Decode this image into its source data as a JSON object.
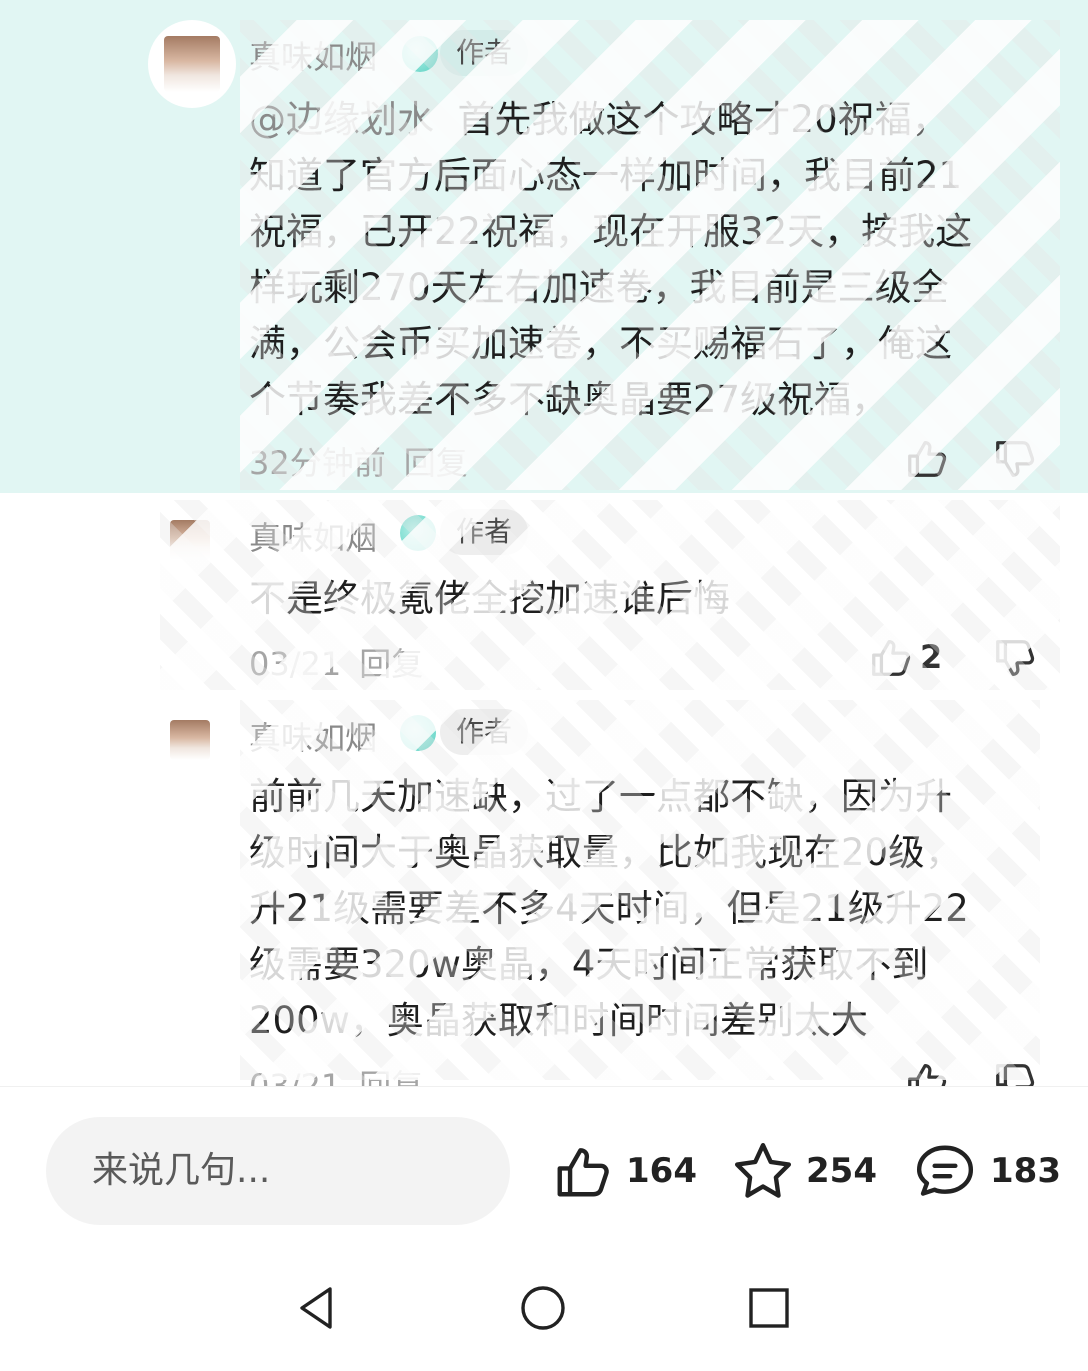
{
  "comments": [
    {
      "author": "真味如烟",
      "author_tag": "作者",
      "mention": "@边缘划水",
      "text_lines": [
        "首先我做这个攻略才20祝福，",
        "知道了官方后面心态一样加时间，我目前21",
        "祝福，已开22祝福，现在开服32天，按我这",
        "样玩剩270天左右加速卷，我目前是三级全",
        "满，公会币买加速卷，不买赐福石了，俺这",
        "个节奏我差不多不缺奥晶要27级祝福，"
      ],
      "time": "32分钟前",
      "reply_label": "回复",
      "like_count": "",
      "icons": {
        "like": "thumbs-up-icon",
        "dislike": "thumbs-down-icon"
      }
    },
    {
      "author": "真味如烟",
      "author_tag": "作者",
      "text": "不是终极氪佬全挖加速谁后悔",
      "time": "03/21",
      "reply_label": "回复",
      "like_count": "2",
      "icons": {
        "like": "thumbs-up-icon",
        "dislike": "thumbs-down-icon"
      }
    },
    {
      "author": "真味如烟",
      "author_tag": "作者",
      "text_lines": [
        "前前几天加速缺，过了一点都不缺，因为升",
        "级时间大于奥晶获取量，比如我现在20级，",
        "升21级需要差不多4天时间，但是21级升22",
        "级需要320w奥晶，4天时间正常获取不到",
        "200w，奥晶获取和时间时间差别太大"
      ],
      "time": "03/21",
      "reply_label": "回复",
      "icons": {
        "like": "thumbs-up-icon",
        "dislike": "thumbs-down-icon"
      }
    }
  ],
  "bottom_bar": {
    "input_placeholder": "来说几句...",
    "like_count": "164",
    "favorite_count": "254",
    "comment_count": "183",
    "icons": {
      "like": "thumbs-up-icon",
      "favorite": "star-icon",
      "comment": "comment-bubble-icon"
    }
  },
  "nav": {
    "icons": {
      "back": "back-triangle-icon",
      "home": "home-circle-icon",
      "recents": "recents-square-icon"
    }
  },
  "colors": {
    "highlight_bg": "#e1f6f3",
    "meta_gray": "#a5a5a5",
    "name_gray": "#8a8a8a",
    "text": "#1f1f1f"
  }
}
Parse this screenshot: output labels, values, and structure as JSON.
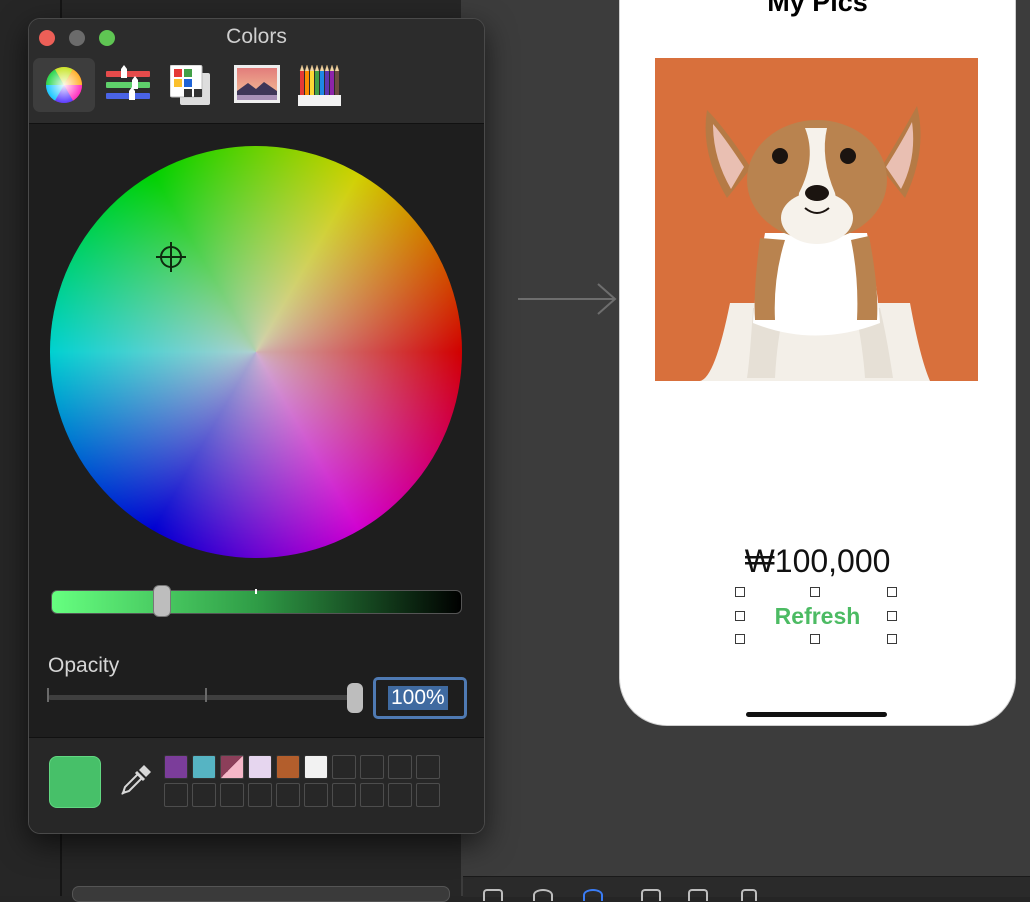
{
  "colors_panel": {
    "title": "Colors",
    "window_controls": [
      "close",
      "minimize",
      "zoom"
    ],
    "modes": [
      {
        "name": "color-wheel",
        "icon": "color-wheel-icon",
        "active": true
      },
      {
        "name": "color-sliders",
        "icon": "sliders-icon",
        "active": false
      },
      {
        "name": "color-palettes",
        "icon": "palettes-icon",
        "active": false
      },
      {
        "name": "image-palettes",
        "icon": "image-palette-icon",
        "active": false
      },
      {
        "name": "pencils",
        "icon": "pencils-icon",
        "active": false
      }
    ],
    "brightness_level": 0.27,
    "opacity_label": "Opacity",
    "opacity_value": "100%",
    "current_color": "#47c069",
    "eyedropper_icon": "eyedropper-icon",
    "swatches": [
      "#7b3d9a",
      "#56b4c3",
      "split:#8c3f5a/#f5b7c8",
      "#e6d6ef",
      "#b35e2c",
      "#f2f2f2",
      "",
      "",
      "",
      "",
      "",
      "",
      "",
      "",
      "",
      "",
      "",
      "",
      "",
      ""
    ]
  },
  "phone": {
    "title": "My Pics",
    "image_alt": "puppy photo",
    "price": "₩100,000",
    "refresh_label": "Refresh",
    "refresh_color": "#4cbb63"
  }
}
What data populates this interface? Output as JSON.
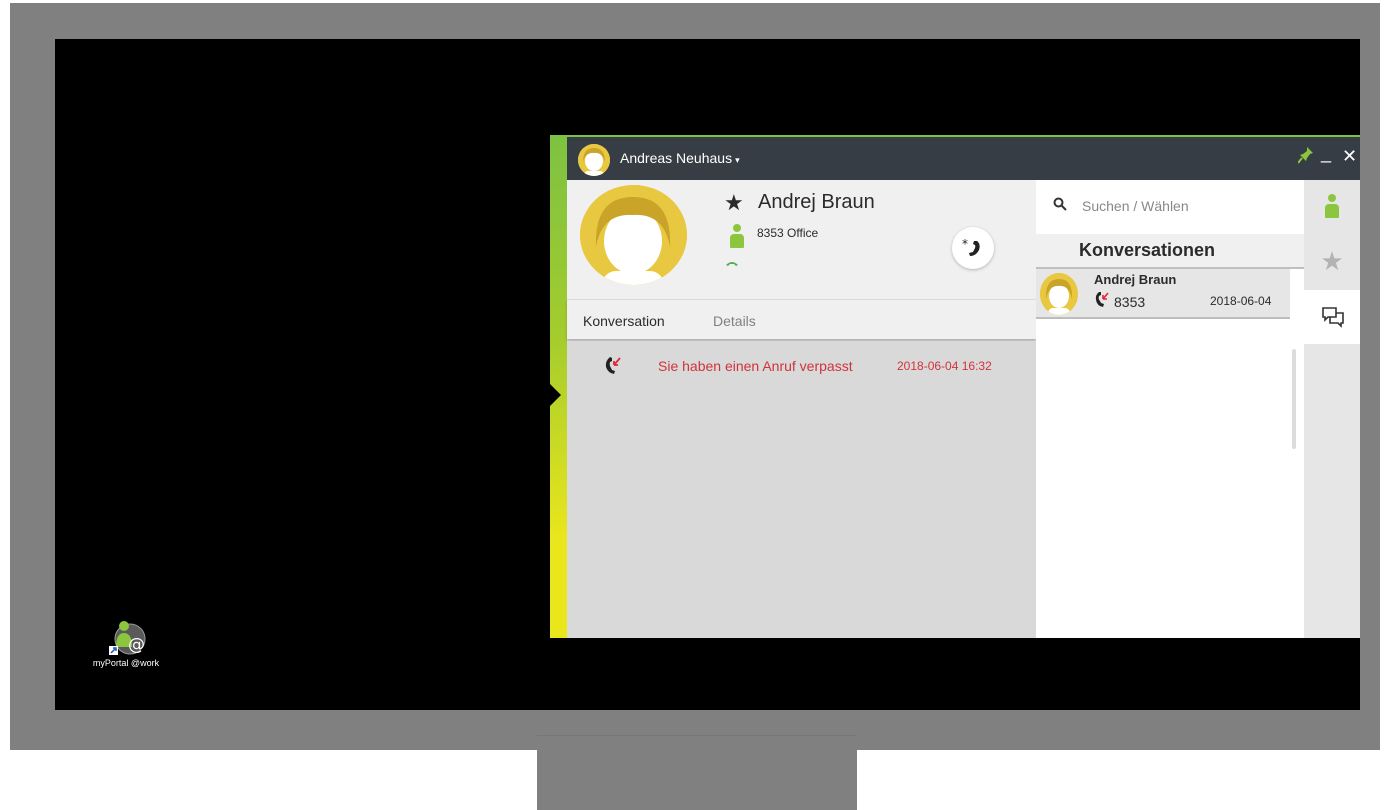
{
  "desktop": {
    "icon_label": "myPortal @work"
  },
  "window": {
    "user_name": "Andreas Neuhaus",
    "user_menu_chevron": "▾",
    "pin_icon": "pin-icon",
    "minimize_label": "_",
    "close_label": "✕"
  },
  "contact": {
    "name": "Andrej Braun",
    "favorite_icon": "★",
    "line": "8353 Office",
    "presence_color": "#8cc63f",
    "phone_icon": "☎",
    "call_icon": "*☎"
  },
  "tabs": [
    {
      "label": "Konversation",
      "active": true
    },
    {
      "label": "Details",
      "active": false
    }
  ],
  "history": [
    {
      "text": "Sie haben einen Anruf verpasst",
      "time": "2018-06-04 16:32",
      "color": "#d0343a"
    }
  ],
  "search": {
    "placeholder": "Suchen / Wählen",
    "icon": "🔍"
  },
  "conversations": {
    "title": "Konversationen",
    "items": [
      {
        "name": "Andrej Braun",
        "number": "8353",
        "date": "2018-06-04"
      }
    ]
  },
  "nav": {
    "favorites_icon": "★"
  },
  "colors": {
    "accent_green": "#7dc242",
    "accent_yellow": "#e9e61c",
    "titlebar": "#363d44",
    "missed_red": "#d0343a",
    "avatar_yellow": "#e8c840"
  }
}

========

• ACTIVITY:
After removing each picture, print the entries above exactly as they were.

• RESPONSE:
Decode this image into its source data as a JSON object.
{
  "comments": [
    {
      "author": "真味如烟",
      "author_tag": "作者",
      "mention": "@边缘划水",
      "text_lines": [
        "首先我做这个攻略才20祝福，",
        "知道了官方后面心态一样加时间，我目前21",
        "祝福，已开22祝福，现在开服32天，按我这",
        "样玩剩270天左右加速卷，我目前是三级全",
        "满，公会币买加速卷，不买赐福石了，俺这",
        "个节奏我差不多不缺奥晶要27级祝福，"
      ],
      "time": "32分钟前",
      "reply_label": "回复",
      "like_count": "",
      "icons": {
        "like": "thumbs-up-icon",
        "dislike": "thumbs-down-icon"
      }
    },
    {
      "author": "真味如烟",
      "author_tag": "作者",
      "text": "不是终极氪佬全挖加速谁后悔",
      "time": "03/21",
      "reply_label": "回复",
      "like_count": "2",
      "icons": {
        "like": "thumbs-up-icon",
        "dislike": "thumbs-down-icon"
      }
    },
    {
      "author": "真味如烟",
      "author_tag": "作者",
      "text_lines": [
        "前前几天加速缺，过了一点都不缺，因为升",
        "级时间大于奥晶获取量，比如我现在20级，",
        "升21级需要差不多4天时间，但是21级升22",
        "级需要320w奥晶，4天时间正常获取不到",
        "200w，奥晶获取和时间时间差别太大"
      ],
      "time": "03/21",
      "reply_label": "回复",
      "icons": {
        "like": "thumbs-up-icon",
        "dislike": "thumbs-down-icon"
      }
    }
  ],
  "bottom_bar": {
    "input_placeholder": "来说几句...",
    "like_count": "164",
    "favorite_count": "254",
    "comment_count": "183",
    "icons": {
      "like": "thumbs-up-icon",
      "favorite": "star-icon",
      "comment": "comment-bubble-icon"
    }
  },
  "nav": {
    "icons": {
      "back": "back-triangle-icon",
      "home": "home-circle-icon",
      "recents": "recents-square-icon"
    }
  },
  "colors": {
    "highlight_bg": "#e1f6f3",
    "meta_gray": "#a5a5a5",
    "name_gray": "#8a8a8a",
    "text": "#1f1f1f"
  }
}
Parse this screenshot: output labels, values, and structure as JSON.
{
  "colors_panel": {
    "title": "Colors",
    "window_controls": [
      "close",
      "minimize",
      "zoom"
    ],
    "modes": [
      {
        "name": "color-wheel",
        "icon": "color-wheel-icon",
        "active": true
      },
      {
        "name": "color-sliders",
        "icon": "sliders-icon",
        "active": false
      },
      {
        "name": "color-palettes",
        "icon": "palettes-icon",
        "active": false
      },
      {
        "name": "image-palettes",
        "icon": "image-palette-icon",
        "active": false
      },
      {
        "name": "pencils",
        "icon": "pencils-icon",
        "active": false
      }
    ],
    "brightness_level": 0.27,
    "opacity_label": "Opacity",
    "opacity_value": "100%",
    "current_color": "#47c069",
    "eyedropper_icon": "eyedropper-icon",
    "swatches": [
      "#7b3d9a",
      "#56b4c3",
      "split:#8c3f5a/#f5b7c8",
      "#e6d6ef",
      "#b35e2c",
      "#f2f2f2",
      "",
      "",
      "",
      "",
      "",
      "",
      "",
      "",
      "",
      "",
      "",
      "",
      "",
      ""
    ]
  },
  "phone": {
    "title": "My Pics",
    "image_alt": "puppy photo",
    "price": "₩100,000",
    "refresh_label": "Refresh",
    "refresh_color": "#4cbb63"
  }
}
What data populates this interface? Output as JSON.
{
  "desktop": {
    "icon_label": "myPortal @work"
  },
  "window": {
    "user_name": "Andreas Neuhaus",
    "user_menu_chevron": "▾",
    "pin_icon": "pin-icon",
    "minimize_label": "_",
    "close_label": "✕"
  },
  "contact": {
    "name": "Andrej Braun",
    "favorite_icon": "★",
    "line": "8353 Office",
    "presence_color": "#8cc63f",
    "phone_icon": "☎",
    "call_icon": "*☎"
  },
  "tabs": [
    {
      "label": "Konversation",
      "active": true
    },
    {
      "label": "Details",
      "active": false
    }
  ],
  "history": [
    {
      "text": "Sie haben einen Anruf verpasst",
      "time": "2018-06-04 16:32",
      "color": "#d0343a"
    }
  ],
  "search": {
    "placeholder": "Suchen / Wählen",
    "icon": "🔍"
  },
  "conversations": {
    "title": "Konversationen",
    "items": [
      {
        "name": "Andrej Braun",
        "number": "8353",
        "date": "2018-06-04"
      }
    ]
  },
  "nav": {
    "favorites_icon": "★"
  },
  "colors": {
    "accent_green": "#7dc242",
    "accent_yellow": "#e9e61c",
    "titlebar": "#363d44",
    "missed_red": "#d0343a",
    "avatar_yellow": "#e8c840"
  }
}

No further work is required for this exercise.